Horacio Pagani reveals his plans to keep the underdog punching above its weight
The fastest thing about many supercar start-ups is the speed at which they fold, some producing nothing more than broken promises during the brief period between foundation and demise. Not so Pagani. The Italian manufacturer remains a tiny player when compared with Ferrari and Lamborghini, but it has proved to be in it for the long haul.
Next year marks the 20th anniversary of the company’s first car, the Zonda, and its second, the Huayra, is still going strong in £2.3 million Roadster guise. But the company is far from complacent, with boss Horacio Pagani telling Autocar that he is seriously considering an electrically powered future for the brand.
Horacio Pagani has always been a pioneer. He left his native Argentina to work for Lamborghini in the 1980s, rising to become head of the company’s composites department. He was the brains behind the radical Countach Evoluzione concept of 1987, a forward-looking one-off that swapped metal construction for lightweight materials including carbonfibre – this before McLaren began working on the original F1.
He went on to found his own consultancy before beginning his eponymous supercar company in 1992. Although my interview is conducted through an interpreter, there’s no doubting the intensity of his feelings for both his cars and his company.
Pagani is both profitable and stable, producing between 35 and 40 cars a year, with its boss saying he doesn’t want the company to expand beyond that. “My concept for the company in 10 years would be to guarantee the quality of the cars that we are building in the same volume,” Pagani says. “We are a small, family-owned group. We do not belong to a big corporation or a large automotive group where you lose your freedom. We are able to do things in a swift way.”
Although the company has no plans to stop producing internal combustion models, it has already begun parallel development on an EV.
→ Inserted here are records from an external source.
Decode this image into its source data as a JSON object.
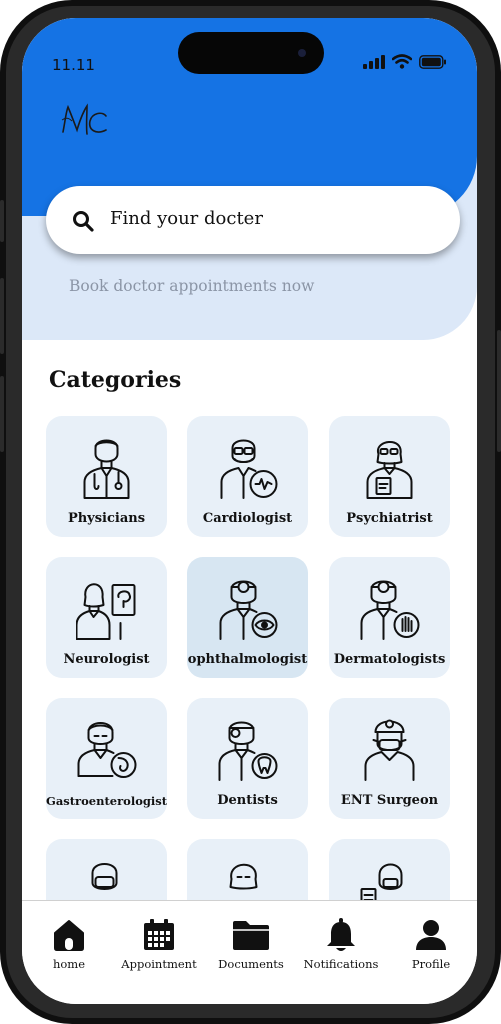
{
  "status_bar": {
    "time": "11.11"
  },
  "logo": {
    "text": "MC"
  },
  "search": {
    "placeholder": "Find your docter"
  },
  "hero": {
    "subtitle": "Book doctor appointments now"
  },
  "categories": {
    "title": "Categories",
    "items": [
      {
        "label": "Physicians",
        "icon": "physician-icon"
      },
      {
        "label": "Cardiologist",
        "icon": "cardiologist-icon"
      },
      {
        "label": "Psychiatrist",
        "icon": "psychiatrist-icon"
      },
      {
        "label": "Neurologist",
        "icon": "neurologist-icon"
      },
      {
        "label": "ophthalmologist",
        "icon": "ophthalmologist-icon",
        "selected": true
      },
      {
        "label": "Dermatologists",
        "icon": "dermatologist-icon"
      },
      {
        "label": "Gastroenterologist",
        "icon": "gastroenterologist-icon"
      },
      {
        "label": "Dentists",
        "icon": "dentist-icon"
      },
      {
        "label": "ENT Surgeon",
        "icon": "ent-surgeon-icon"
      }
    ]
  },
  "bottom_nav": {
    "items": [
      {
        "label": "home",
        "icon": "home-icon"
      },
      {
        "label": "Appointment",
        "icon": "calendar-icon"
      },
      {
        "label": "Documents",
        "icon": "folder-icon"
      },
      {
        "label": "Notifications",
        "icon": "bell-icon"
      },
      {
        "label": "Profile",
        "icon": "user-icon"
      }
    ]
  },
  "colors": {
    "primary": "#1573e4",
    "hero_light": "#dce8f8",
    "card": "#e8f0f8",
    "card_selected": "#d7e6f2"
  }
}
“There is electric car research already ongoing,” Pagani confirms. “Everyone is developing something in this direction. That is not something you can just pretend not to see.
“The management is already organising the company to have a division specifically for electric cars. By the end of 2018, the idea is to have a section where electric cars can be developed and tested.
“The technologies and safety standards you need are completely different from any combustion engine car production – we’re talking about 800V – so all of the training and the technicians will have to be up to the standards to work on such a vehicle.”
The company’s long-running technical agreement with Mercedes means that any Pagani EV will use Daimler powertrain technology.
“Of course, Mercedes has the technology available,” Pagani says, pointing also to its future involvement in Formula E.
One thing it definitely won’t be is a hybrid. While Pagani himself is a huge fan of the Porsche 918 Spyder, proudly showing a picture of his personal car as seen from his office window at the factory, he doesn’t think a mixed drivetrain would work for one
of his company’s products.
“I imagine a car that is fully electric,” he said. “I love the design and the style of the 918, but it will only allow you to drive around 25km in full-electric mode. When the battery runs out, you are still carrying the batteries around with your combustion engine. That’s about 300kg of weight – useless weight.”
Although the Huayra Roadster delivers 754bhp, the company has already switched its engineering emphasis onto increasing performance by saving weight rather than adding firepower. On the company’s numbers, the Roadster weighs 80kg less than the Huayra coupé it replaced; it’s something the boss reckons will help when it comes to dealing with the heft of battery packs.
“We’re not really challenging the crazy horsepower. It is more about lightweight vehicles with extremely good drivability,” he says. “Transfer this to an electric vehicle and you can imagine what we are looking for: an extremely light weight that will probably be a benchmark for electric cars in the future.”
The critical thing is to ensure any electric Pagani continues to deliver the sort of emotional appeal that has drawn wealthy buyers to the brand. “For us, it is a challenge but also a goal,” Pagani says, also admitting that he has asked his development team whether it would be possible to offer an EV in conjunction with a manual gearbox. “That was the first question when I went to the design and engineering team,” he says. “Everybody replied that you don’t need that on an electrical car, but I don’t have an answer right now…”